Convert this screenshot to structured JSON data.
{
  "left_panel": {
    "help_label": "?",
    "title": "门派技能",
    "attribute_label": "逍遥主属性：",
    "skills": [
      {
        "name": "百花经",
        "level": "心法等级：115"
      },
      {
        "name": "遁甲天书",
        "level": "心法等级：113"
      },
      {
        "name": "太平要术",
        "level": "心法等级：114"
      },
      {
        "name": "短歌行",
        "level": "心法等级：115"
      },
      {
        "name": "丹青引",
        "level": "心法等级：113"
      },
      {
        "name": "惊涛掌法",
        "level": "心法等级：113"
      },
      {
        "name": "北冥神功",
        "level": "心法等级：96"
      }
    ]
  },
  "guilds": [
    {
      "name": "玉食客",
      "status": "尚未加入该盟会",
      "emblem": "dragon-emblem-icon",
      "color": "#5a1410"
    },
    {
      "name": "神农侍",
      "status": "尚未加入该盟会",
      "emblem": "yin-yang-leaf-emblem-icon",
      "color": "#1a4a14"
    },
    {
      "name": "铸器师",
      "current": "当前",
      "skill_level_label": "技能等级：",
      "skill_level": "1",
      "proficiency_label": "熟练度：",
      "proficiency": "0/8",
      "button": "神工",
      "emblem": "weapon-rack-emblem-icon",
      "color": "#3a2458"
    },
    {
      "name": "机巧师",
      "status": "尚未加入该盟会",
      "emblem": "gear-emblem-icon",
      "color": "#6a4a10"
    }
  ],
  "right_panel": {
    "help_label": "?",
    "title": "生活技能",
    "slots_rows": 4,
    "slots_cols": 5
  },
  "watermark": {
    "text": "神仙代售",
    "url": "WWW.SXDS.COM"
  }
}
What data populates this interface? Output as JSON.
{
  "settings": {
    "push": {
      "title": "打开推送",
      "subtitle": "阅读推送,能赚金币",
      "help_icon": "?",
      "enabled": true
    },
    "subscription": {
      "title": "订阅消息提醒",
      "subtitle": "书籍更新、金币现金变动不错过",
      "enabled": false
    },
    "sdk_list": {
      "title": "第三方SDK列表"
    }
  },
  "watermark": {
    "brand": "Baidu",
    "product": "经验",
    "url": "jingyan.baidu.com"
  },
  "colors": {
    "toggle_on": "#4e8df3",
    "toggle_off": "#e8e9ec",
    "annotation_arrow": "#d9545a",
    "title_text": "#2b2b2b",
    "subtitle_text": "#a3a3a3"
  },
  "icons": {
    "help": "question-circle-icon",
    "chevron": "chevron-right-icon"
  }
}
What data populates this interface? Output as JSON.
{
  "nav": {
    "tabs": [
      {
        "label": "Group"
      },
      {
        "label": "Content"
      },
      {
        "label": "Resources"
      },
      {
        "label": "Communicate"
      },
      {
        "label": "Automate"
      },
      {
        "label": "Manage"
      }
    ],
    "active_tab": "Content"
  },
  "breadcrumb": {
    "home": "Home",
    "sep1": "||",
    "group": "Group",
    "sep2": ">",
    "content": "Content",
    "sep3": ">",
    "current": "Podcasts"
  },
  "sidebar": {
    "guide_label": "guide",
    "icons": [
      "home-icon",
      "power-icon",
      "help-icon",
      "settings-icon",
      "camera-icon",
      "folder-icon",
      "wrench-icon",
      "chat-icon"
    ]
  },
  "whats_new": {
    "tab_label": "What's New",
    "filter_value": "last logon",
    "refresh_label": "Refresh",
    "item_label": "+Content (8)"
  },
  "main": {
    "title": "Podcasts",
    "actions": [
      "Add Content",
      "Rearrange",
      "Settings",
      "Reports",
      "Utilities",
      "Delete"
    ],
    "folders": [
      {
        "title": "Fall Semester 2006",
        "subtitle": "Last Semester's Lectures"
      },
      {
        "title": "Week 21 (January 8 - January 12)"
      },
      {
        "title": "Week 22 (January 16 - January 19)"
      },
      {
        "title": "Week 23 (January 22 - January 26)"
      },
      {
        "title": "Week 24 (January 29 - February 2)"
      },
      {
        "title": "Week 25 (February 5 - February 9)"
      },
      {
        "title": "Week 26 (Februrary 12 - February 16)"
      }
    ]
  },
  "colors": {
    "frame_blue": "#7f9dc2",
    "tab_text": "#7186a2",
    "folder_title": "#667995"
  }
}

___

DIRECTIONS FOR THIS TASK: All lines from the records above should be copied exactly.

RESPONSE:
Convert this screenshot to structured JSON data.
{
  "left_panel": {
    "help_label": "?",
    "title": "门派技能",
    "attribute_label": "逍遥主属性：",
    "skills": [
      {
        "name": "百花经",
        "level": "心法等级：115"
      },
      {
        "name": "遁甲天书",
        "level": "心法等级：113"
      },
      {
        "name": "太平要术",
        "level": "心法等级：114"
      },
      {
        "name": "短歌行",
        "level": "心法等级：115"
      },
      {
        "name": "丹青引",
        "level": "心法等级：113"
      },
      {
        "name": "惊涛掌法",
        "level": "心法等级：113"
      },
      {
        "name": "北冥神功",
        "level": "心法等级：96"
      }
    ]
  },
  "guilds": [
    {
      "name": "玉食客",
      "status": "尚未加入该盟会",
      "emblem": "dragon-emblem-icon",
      "color": "#5a1410"
    },
    {
      "name": "神农侍",
      "status": "尚未加入该盟会",
      "emblem": "yin-yang-leaf-emblem-icon",
      "color": "#1a4a14"
    },
    {
      "name": "铸器师",
      "current": "当前",
      "skill_level_label": "技能等级：",
      "skill_level": "1",
      "proficiency_label": "熟练度：",
      "proficiency": "0/8",
      "button": "神工",
      "emblem": "weapon-rack-emblem-icon",
      "color": "#3a2458"
    },
    {
      "name": "机巧师",
      "status": "尚未加入该盟会",
      "emblem": "gear-emblem-icon",
      "color": "#6a4a10"
    }
  ],
  "right_panel": {
    "help_label": "?",
    "title": "生活技能",
    "slots_rows": 4,
    "slots_cols": 5
  },
  "watermark": {
    "text": "神仙代售",
    "url": "WWW.SXDS.COM"
  }
}
What data populates this interface? Output as JSON.
{
  "settings": {
    "push": {
      "title": "打开推送",
      "subtitle": "阅读推送,能赚金币",
      "help_icon": "?",
      "enabled": true
    },
    "subscription": {
      "title": "订阅消息提醒",
      "subtitle": "书籍更新、金币现金变动不错过",
      "enabled": false
    },
    "sdk_list": {
      "title": "第三方SDK列表"
    }
  },
  "watermark": {
    "brand": "Baidu",
    "product": "经验",
    "url": "jingyan.baidu.com"
  },
  "colors": {
    "toggle_on": "#4e8df3",
    "toggle_off": "#e8e9ec",
    "annotation_arrow": "#d9545a",
    "title_text": "#2b2b2b",
    "subtitle_text": "#a3a3a3"
  },
  "icons": {
    "help": "question-circle-icon",
    "chevron": "chevron-right-icon"
  }
}
What data populates this interface? Output as JSON.
{
  "nav": {
    "tabs": [
      {
        "label": "Group"
      },
      {
        "label": "Content"
      },
      {
        "label": "Resources"
      },
      {
        "label": "Communicate"
      },
      {
        "label": "Automate"
      },
      {
        "label": "Manage"
      }
    ],
    "active_tab": "Content"
  },
  "breadcrumb": {
    "home": "Home",
    "sep1": "||",
    "group": "Group",
    "sep2": ">",
    "content": "Content",
    "sep3": ">",
    "current": "Podcasts"
  },
  "sidebar": {
    "guide_label": "guide",
    "icons": [
      "home-icon",
      "power-icon",
      "help-icon",
      "settings-icon",
      "camera-icon",
      "folder-icon",
      "wrench-icon",
      "chat-icon"
    ]
  },
  "whats_new": {
    "tab_label": "What's New",
    "filter_value": "last logon",
    "refresh_label": "Refresh",
    "item_label": "+Content (8)"
  },
  "main": {
    "title": "Podcasts",
    "actions": [
      "Add Content",
      "Rearrange",
      "Settings",
      "Reports",
      "Utilities",
      "Delete"
    ],
    "folders": [
      {
        "title": "Fall Semester 2006",
        "subtitle": "Last Semester's Lectures"
      },
      {
        "title": "Week 21 (January 8 - January 12)"
      },
      {
        "title": "Week 22 (January 16 - January 19)"
      },
      {
        "title": "Week 23 (January 22 - January 26)"
      },
      {
        "title": "Week 24 (January 29 - February 2)"
      },
      {
        "title": "Week 25 (February 5 - February 9)"
      },
      {
        "title": "Week 26 (Februrary 12 - February 16)"
      }
    ]
  },
  "colors": {
    "frame_blue": "#7f9dc2",
    "tab_text": "#7186a2",
    "folder_title": "#667995"
  }
}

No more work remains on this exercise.